19 May Hello, Investment World. Robo 3.0 is Here to Help You Win
Robo-advisor – It sounds cool, and a little menacing
Actually, there aren’t really robots. It’s just an edgy label for internet-based wealth management technology. In its infancy, Robo 1.0 was more R2-D2 than Terminator. Robo 2.0 evolved to be part Wall-E and part Warren Buffett. Robo 3.0 is where the smart money is heading.
Robo 1.0: Couch potato and passive indexing
Robo 1.0 came about with B2C first-movers like Betterment and Wealthfront. Betterment debuted at a TechCrunch event 6 years ago. Since then, the company has raised more than $200 million in equity and grown to manage $4 billion in assets. Wealthfront was actually first to the beachfront. Their latest buzz involves true robot-created AI and a flat-fee model designed to put old hedgies out to pasture.
Robo 2.0: “The Rise of The BlackRock Clones”
With any heat comes the next wave of bigger players scrambling for market share and RoboWorld Domination.
- Schwab launched it’s free robo, Schwab Intelligent Portfolios, in March 2015. (We wish their launch would have featured a mechanical “Ask Robo-Chuck character.)
- Later that year, BlackRock bought FutureAdvisor for $152 million. They cater to banks like BBVA Compass and RBC Wealth Management, as well as LPL, the largest independent broker-dealer in the U.S. and a major RIA account custodian.
- Ellevest just launched with celebrity hedgie firepower and a mission to serve women investors. Their customers fill out a mad-lib style form that feeds a computer-generated portfolio-builder and allocates, according to Forbes, “across 21 ETFs.”
This is the couch potato investment persona we alluded to earlier. To be honest, having a computer match a consumer to a list of ETFs is simple, but not all that robo. The bigger leap is coming from B2B FinTech products designed to be used by the RIAs and Wealth Management professionals themselves.
Robo 3.0: the friendly and approachable quant
Large hedge funds and institutions have access to some pretty neat tools, and most advisors don’t even know what they are missing. Until now, these tools have only been available to the big boys willing to spend the cash to hire the analysts who know how to run these models.

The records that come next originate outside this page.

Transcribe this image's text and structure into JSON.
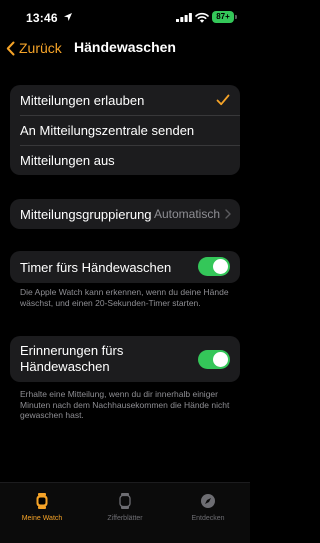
{
  "status_bar": {
    "time": "13:46",
    "battery": "87+"
  },
  "nav": {
    "back_label": "Zurück",
    "title": "Händewaschen"
  },
  "notifications": {
    "options": [
      {
        "label": "Mitteilungen erlauben",
        "selected": true
      },
      {
        "label": "An Mitteilungszentrale senden",
        "selected": false
      },
      {
        "label": "Mitteilungen aus",
        "selected": false
      }
    ]
  },
  "grouping": {
    "label": "Mitteilungsgruppierung",
    "value": "Automatisch"
  },
  "timer": {
    "label": "Timer fürs Händewaschen",
    "on": true,
    "footnote": "Die Apple Watch kann erkennen, wenn du deine Hände wäschst, und einen 20-Sekunden-Timer starten."
  },
  "reminders": {
    "label": "Erinnerungen fürs Händewaschen",
    "on": true,
    "footnote": "Erhalte eine Mitteilung, wenn du dir innerhalb einiger Minuten nach dem Nachhausekommen die Hände nicht gewaschen hast."
  },
  "tabbar": {
    "tabs": [
      {
        "label": "Meine Watch",
        "icon": "watch-icon",
        "active": true
      },
      {
        "label": "Zifferblätter",
        "icon": "watch-face-icon",
        "active": false
      },
      {
        "label": "Entdecken",
        "icon": "compass-icon",
        "active": false
      }
    ]
  },
  "colors": {
    "accent": "#f5a328",
    "toggle_on": "#34c759",
    "cell_bg": "#1c1c1e",
    "background": "#000000"
  }
}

FinTech firms (like Cassia) democratize this knowledge–and advisors as well as clients are going to benefit.
Advisors who kept away from more complex strategies due to the records-keeping and compliance requirements will now be able to set risk limits, monitor correlations, and manage volatility with confidence. All of this can be done on the web through a stupidly intuitive interface.

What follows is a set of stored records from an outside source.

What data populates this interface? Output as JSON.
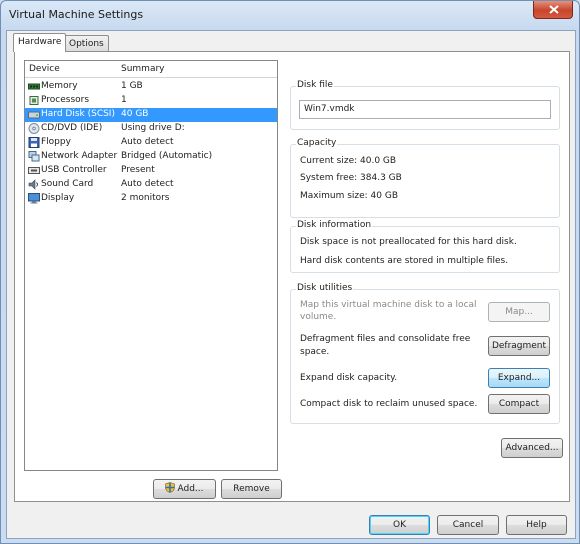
{
  "window": {
    "title": "Virtual Machine Settings"
  },
  "tabs": [
    {
      "label": "Hardware"
    },
    {
      "label": "Options"
    }
  ],
  "device_list": {
    "columns": {
      "device": "Device",
      "summary": "Summary"
    },
    "rows": [
      {
        "icon": "memory-icon",
        "name": "Memory",
        "summary": "1 GB",
        "selected": false
      },
      {
        "icon": "processor-icon",
        "name": "Processors",
        "summary": "1",
        "selected": false
      },
      {
        "icon": "hard-disk-icon",
        "name": "Hard Disk (SCSI)",
        "summary": "40 GB",
        "selected": true
      },
      {
        "icon": "cd-dvd-icon",
        "name": "CD/DVD (IDE)",
        "summary": "Using drive D:",
        "selected": false
      },
      {
        "icon": "floppy-icon",
        "name": "Floppy",
        "summary": "Auto detect",
        "selected": false
      },
      {
        "icon": "network-adapter-icon",
        "name": "Network Adapter",
        "summary": "Bridged (Automatic)",
        "selected": false
      },
      {
        "icon": "usb-icon",
        "name": "USB Controller",
        "summary": "Present",
        "selected": false
      },
      {
        "icon": "sound-card-icon",
        "name": "Sound Card",
        "summary": "Auto detect",
        "selected": false
      },
      {
        "icon": "display-icon",
        "name": "Display",
        "summary": "2 monitors",
        "selected": false
      }
    ]
  },
  "device_buttons": {
    "add": "Add...",
    "remove": "Remove"
  },
  "disk_file": {
    "legend": "Disk file",
    "value": "Win7.vmdk"
  },
  "capacity": {
    "legend": "Capacity",
    "current_size": "Current size: 40.0 GB",
    "system_free": "System free: 384.3 GB",
    "maximum_size": "Maximum size: 40 GB"
  },
  "disk_information": {
    "legend": "Disk information",
    "line1": "Disk space is not preallocated for this hard disk.",
    "line2": "Hard disk contents are stored in multiple files."
  },
  "disk_utilities": {
    "legend": "Disk utilities",
    "map_text_1": "Map this virtual machine disk to a local",
    "map_text_2": "volume.",
    "map_button": "Map...",
    "defrag_text_1": "Defragment files and consolidate free",
    "defrag_text_2": "space.",
    "defrag_button": "Defragment",
    "expand_text": "Expand disk capacity.",
    "expand_button": "Expand...",
    "compact_text": "Compact disk to reclaim unused space.",
    "compact_button": "Compact"
  },
  "advanced_button": "Advanced...",
  "footer": {
    "ok": "OK",
    "cancel": "Cancel",
    "help": "Help"
  },
  "colors": {
    "selection": "#3399ff",
    "close_button": "#c6452c"
  }
}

Products like COPILOT from Cassia Research blur the line between manager and machine to deliver sophisticated, quant-based tools to RIAs. Such offerings will deliver levels of customization comparable to those offered by the most elite managed account programs today. Now THAT’s what a robot does well!